Clarence Dixon: Arizona man set to be executed despite concerns over his mental health
Clarence Dixon, set to be executed at a state prison in Florence on Wednesday, was convicted of murder in the death of 21-year-old Deana Bowdoin, a conviction that only arrived years after the 66-year-old was serving a life sentence for a separate 1985 attack of a college student. Bowdoin’s rape and murder had remained unsolved for many years until DNA testing was able to connect Dixon to her case.
The high court, without comment, declined to review the decision reached last week by a judge in Pinal County who rejected the arguments brought forward by the defence who claimed their client was unable to comprehend why he was being put to death and therefore, they contended, his execution should be stayed.

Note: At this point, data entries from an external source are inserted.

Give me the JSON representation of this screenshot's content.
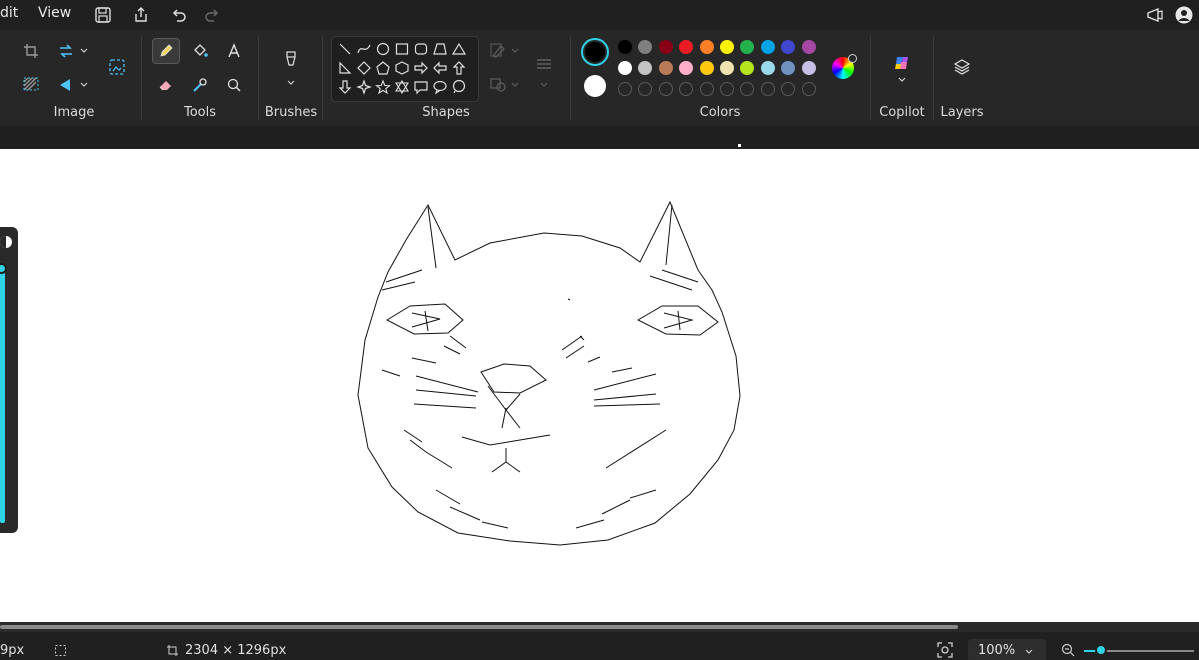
{
  "menu": {
    "edit": "dit",
    "view": "View"
  },
  "ribbon": {
    "groups": {
      "image": "Image",
      "tools": "Tools",
      "brushes": "Brushes",
      "shapes": "Shapes",
      "colors": "Colors",
      "copilot": "Copilot",
      "layers": "Layers"
    }
  },
  "colors": {
    "current_primary": "#000000",
    "current_secondary": "#ffffff",
    "row1": [
      "#000000",
      "#7f7f7f",
      "#880015",
      "#ed1c24",
      "#ff7f27",
      "#fff200",
      "#22b14c",
      "#00a2e8",
      "#3f48cc",
      "#a349a4"
    ],
    "row2": [
      "#ffffff",
      "#c3c3c3",
      "#b97a57",
      "#ffaec9",
      "#ffc90e",
      "#efe4b0",
      "#b5e61d",
      "#99d9ea",
      "#7092be",
      "#c8bfe7"
    ]
  },
  "status": {
    "cursor_position": "9px",
    "canvas_size": "2304 × 1296px",
    "zoom": "100%"
  },
  "accent": "#2fd3e6"
}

In the Arizona lower court case, the judge presiding determined that while it was evident that Dixon suffered from schizophrenia, in his legal opinion, the accused was rational enough to understand the proceedings of the court case and thus understood why he was being sentenced to death.
Dixon’s lawyers are now hurriedly working to file a request with a federal judge in Phoenix to have them consider whether his mental illness would mean an unconstitutional execution.
As of Monday night, The Telegraph and Argus reported, this request had not been filed.
Should the 10am Wednesday execution go ahead, it will be the first time that Arizona has used the death penalty on a person since July 2014, in an execution that lawyers later argued was botched.
Joseph Wood, the last person to be put to death in Arizona, laid on a gurney gasping and gurgling for air over the course of his two-hour execution which required more than a dozen doses – 15 times the amount required in the state’s execution protocol – of the lethal drugs used to put a prisoner to death.
Currently, there are 112 people on death row in Arizona, a state that has, like many across the US that still turn to the death penalty, struggled in recent years to procure the execution drugs required for the procedure as more and more pharmaceutical companies have blocked their products from being used.
For Dixon, the pentobarbital that had been prepared for his execution were obtained from an unidentified compounding pharmacy, the Associated Press reported.
The drugs being used in Dixon’s execution were part of a separate legal motion filed by his lawyers to US District Court Judge Diane Humetewa.
In that case, Dixon’s attorney Jennifer Moreno argued on behalf of her client that the sedative sodium pentobarbital that was compounded into a solution in February had expired.
Judge Humetewa, however, declined to halt the execution after documents provided by the attorney general’s office showed that the drugs in question did not, in fact, expire until August, a conclusion that Ms Moreno disagreed with and instead contested that the mixture had expired in mid-April.
In a late-night court session on Monday, Ms Moreno conceded that if a new batch was able to be mixed and tested before Wednesday’s scheduled execution, “that resolves the outstanding issues in this case”, she said, according to Bridport News.
Assistant Attorney General Jeff Sparks and Ms Moreno were called back into session by the district judge and agreed that mixing a new batch would settle the litigation.
The defence is still preparing to file a last-minute challenge with a federal court, based on the grounds that the blind 66-year-old in declining health is not mentally fit for the execution.
Though the US Supreme Court has stated that a defendant’s mental illness can make them less morally culpable, and should be taken into consideration in sentencing, “the court has not barred the death penalty for those with serious mental illness”, according to the Death Penalty Information Center.
Despite the Court’s position, both The American Psychiatric Association and the American Bar Association have come out in support of a ban on the death penalty for those with severe mental illness.